Just before 8 am on Oct. 14, 2009, Fournier saw Bob Bullock, a cameraman for KATU TV Channel 2, taping outside Laurelhurst Elementary, which one of Fournier’s two children attended.
Fournier told Bullock to stop filming and attempted to block his view by moving his SUV in front of Bullock’s camera. Bullock showed Fournier his KATU identification, but Fournier ignored it.
PLAN OF ATTACK: Peter Fournier confronts KATU’s Bob Bullock. Courtesy of KATU
Fournier flashed a badge and “called me a ‘fucking stupid, fucking loser reporter,’” Bullock wrote in a now-pending lawsuit. “[Fournier] then swung his hand at me striking the camera twice, which I was holding while filming.
“[Fournier] then grabbed the camera and knocked me to the ground. With [Fournier] over the top of me, I remained on the ground. [Fournier] then held me down with his foot pressed violently against my chest cavity.” (Bullock captured much of the incident with his camera. Watch the footage at wweek.com.)
Police arrested Fournier and charged him with felony assault, criminal mischief and impersonating a police officer (for flashing a badge).
Fournier told police he feared Bullock was a predator lurking to videotape children, an explanation that made little sense given that he had seen Bullock’s KATU identification and called him a “reporter,” as tape of the incident reveals.
Fournier was convicted of assault and sentenced to four days in jail and two years of probation.
That conviction cost Fournier his fledgling security business. On Oct. 15, 2009, the Oregon Department of Public Safety Standards and Training, which licenses security firms, yanked Fournier’s certification.
Not long after cutting down the rhododendrons in early 2011, Fournier and his family fled Laurelhurst for Southeast Portland.
“The neighbors ran us out,” he would later say.
On Feb. 19, 2010, a limited liability company registered to Fournier’s parents’ California address paid $735,000 for an elegant 1905 Old Portland-style home in Ladd’s Addition.
There is no mortgage recorded with the sale, which suggests the Fourniers paid cash for the 4,700-square-foot home.
As in Laurelhurst, Fournier decorated elaborately for Halloween. He also began a series of projects: He sunk 10-foot fence posts, hanging security lights on some; he bulldozed the backyard and tore out interior steps.
He got into disputes with homeowners next door and across the street, says Jenny Myrick, who lived next door to Fournier in Ladd’s Addition.
“I think what happened here is part of a pattern,” says Myrick, who says Fournier would talk to her for hours while she worked on her garden. “Peter had problems with everybody. He was at odds with everyone in front of his house, beside it and behind.”
Former neighbors in Lake Oswego, where Fournier lived from 2001 through 2006, recall similar behavior. There, he clashed with city officials over a fence and ran afoul of city code when he dotted his 2.3-acre property with about 100 John Kerry signs in 2004.

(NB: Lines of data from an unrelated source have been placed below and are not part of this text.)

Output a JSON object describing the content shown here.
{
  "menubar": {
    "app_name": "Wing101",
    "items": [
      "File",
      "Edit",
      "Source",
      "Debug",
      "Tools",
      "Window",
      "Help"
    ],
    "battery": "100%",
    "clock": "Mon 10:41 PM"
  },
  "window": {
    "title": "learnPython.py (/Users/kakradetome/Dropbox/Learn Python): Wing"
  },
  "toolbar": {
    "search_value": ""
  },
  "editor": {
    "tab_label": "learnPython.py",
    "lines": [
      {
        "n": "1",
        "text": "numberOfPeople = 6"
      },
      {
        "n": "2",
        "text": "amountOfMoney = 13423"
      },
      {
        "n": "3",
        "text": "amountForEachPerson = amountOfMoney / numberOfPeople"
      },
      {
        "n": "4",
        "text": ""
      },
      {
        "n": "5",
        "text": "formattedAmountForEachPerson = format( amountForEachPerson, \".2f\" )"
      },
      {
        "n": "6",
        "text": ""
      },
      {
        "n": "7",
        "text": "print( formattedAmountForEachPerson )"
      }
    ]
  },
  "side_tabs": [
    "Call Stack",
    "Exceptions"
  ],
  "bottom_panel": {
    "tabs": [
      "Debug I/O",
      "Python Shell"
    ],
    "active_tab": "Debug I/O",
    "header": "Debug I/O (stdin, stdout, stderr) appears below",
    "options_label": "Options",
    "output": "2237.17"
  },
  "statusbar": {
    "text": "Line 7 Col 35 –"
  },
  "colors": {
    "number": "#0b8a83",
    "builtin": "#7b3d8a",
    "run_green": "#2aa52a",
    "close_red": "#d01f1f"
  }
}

“I remember he started to build a fence. It stopped and stayed in a state of suspended animation for about a year and then disappeared,” says Doug Babb, who lived across the street from Fournier in Lake Oswego. “He was known at the local coffee shop as the ‘Coffee Bomber,’ because he allegedly threw a cup of coffee at somebody during a political argument.”
Today, Fournier has fled Ladd’s Addition, too. His house there sold July 6 for $660,000, a loss of $75,000.

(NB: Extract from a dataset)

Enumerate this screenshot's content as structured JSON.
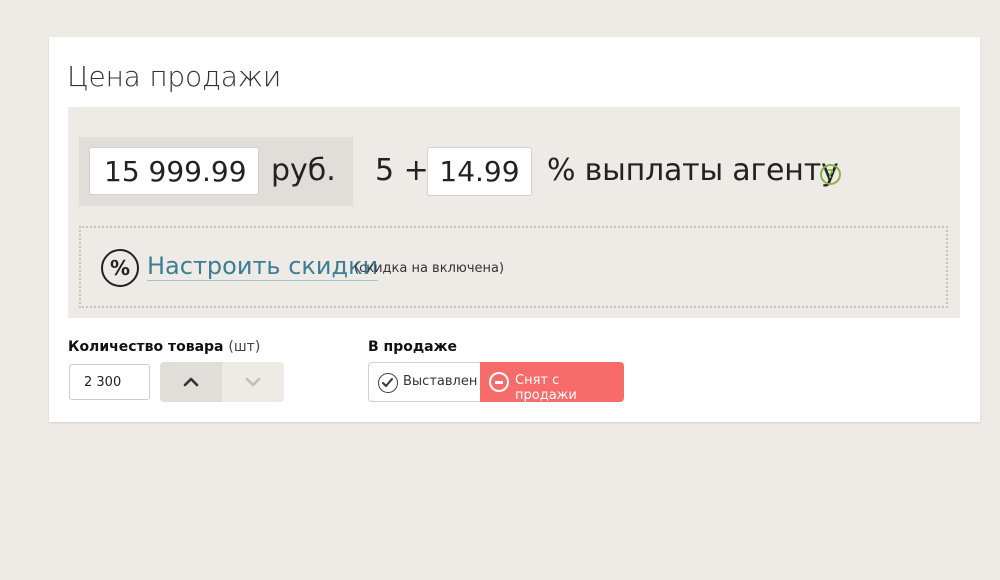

Meanwhile, the Laurelhurst property remains on the market for $1.8 million.
The “For Sale” sign in front is rapidly disappearing into the grass, and a 1979 Chevy pickup, registered to a man who, prior to becoming Fournier’s caretaker, lived in a camper parked on various streets in the neighborhood, occupies the driveway.
A few blocks away on East Burnside Street, Kristine Bitar Wilkins, who grew up in the house, runs the Bitar family property business with her husband, Michael.
Friends keep them posted on the goings-on at the Bitar mansion, but the Wilkinses cannot bring themselves to drive by.
“My wife is so sick about what happened to the house she can’t talk about it anymore,” says Michael Wilkins. “It’s not just a foreclosure, it’s a tragedy.”
And Peter Fournier? He’s moved on, across the river, to a new neighborhood...in Southwest Portland.